Wait a minute, you may object, but we do have to act also. Certainly, activity is a product of receptivity, but not a substitute for it. But remember we said that we must take extreme measures to expel the human self from its false position before we can replace it in its true one. Certainly, we are real persons. We think, we will, we act. Yet it is not safe or even true for us to regard ourselves as such until first we have “died” to our independent selves, and begun the life of constant recognition (reception) of Another as the Real Self in us. We must start at the bottom and remain forever at the bottom — mere containers, vessels, capable only of receiving, and with no other capability.

After sharing a portion of Mr. Grubb’s words with the Youth Encounter teams, I encouraged them to courageously embrace and explore the message which has been entrusted to them this year. I now encourage you to the same.

Also, in preparing to share with them, I happened upon these words I had written years ago … tucked away in my Bible.

When we strip ourselves of all the madness around us, we find that we are simply the workmanship of God and that God is. And this simplicity, really, should overwhelm us.

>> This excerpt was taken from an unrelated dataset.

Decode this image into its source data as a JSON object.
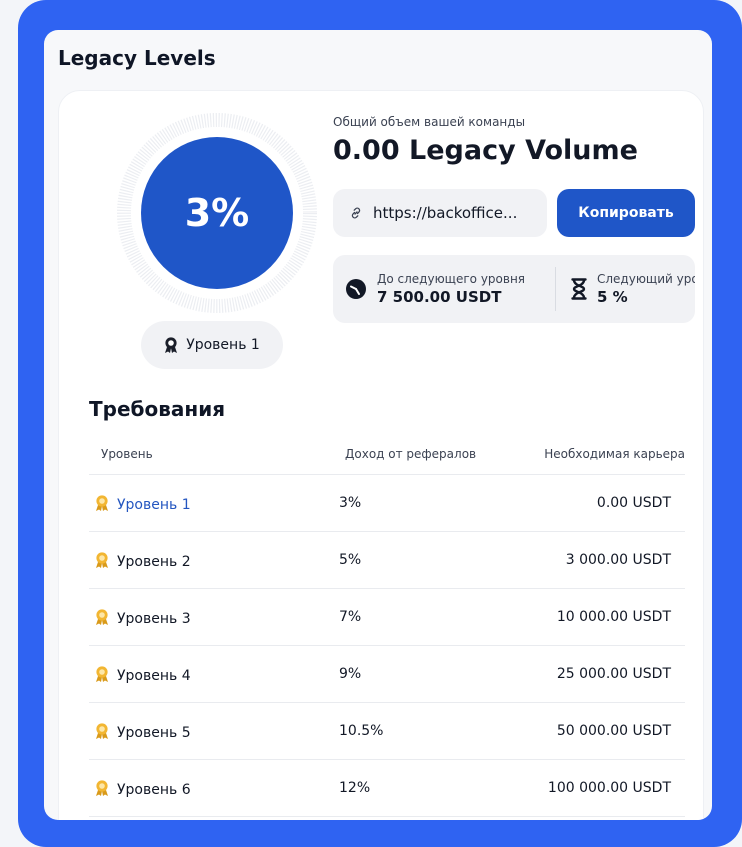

God, we ask for a transformation in the way we encounter Your Word. Position our hearts, our minds, and our souls, that we might simply receive Your Spirit. As we read, strip us of self-love, self-service, self-thought — all selfishness. Grant us Your Spirit of self-giving. As we meet You in Scripture, remind us of Your sovereignty. What are you telling us belongs to You alone? Let us know the profound truth of Your Name — I AM.

Reflect On 1 Chronicles 29 
Praise God that He is!
Offer Thanks for the ways in which He has poured Himself out upon your life.
Confess your penchant for possessing.
Ask God to humble your heart as a clay pot.
Comment: Do you agree with the theology posited by Norman Grubb?
What might we need to be reminded belongs to God?

Oh, and P.S., we sang this song …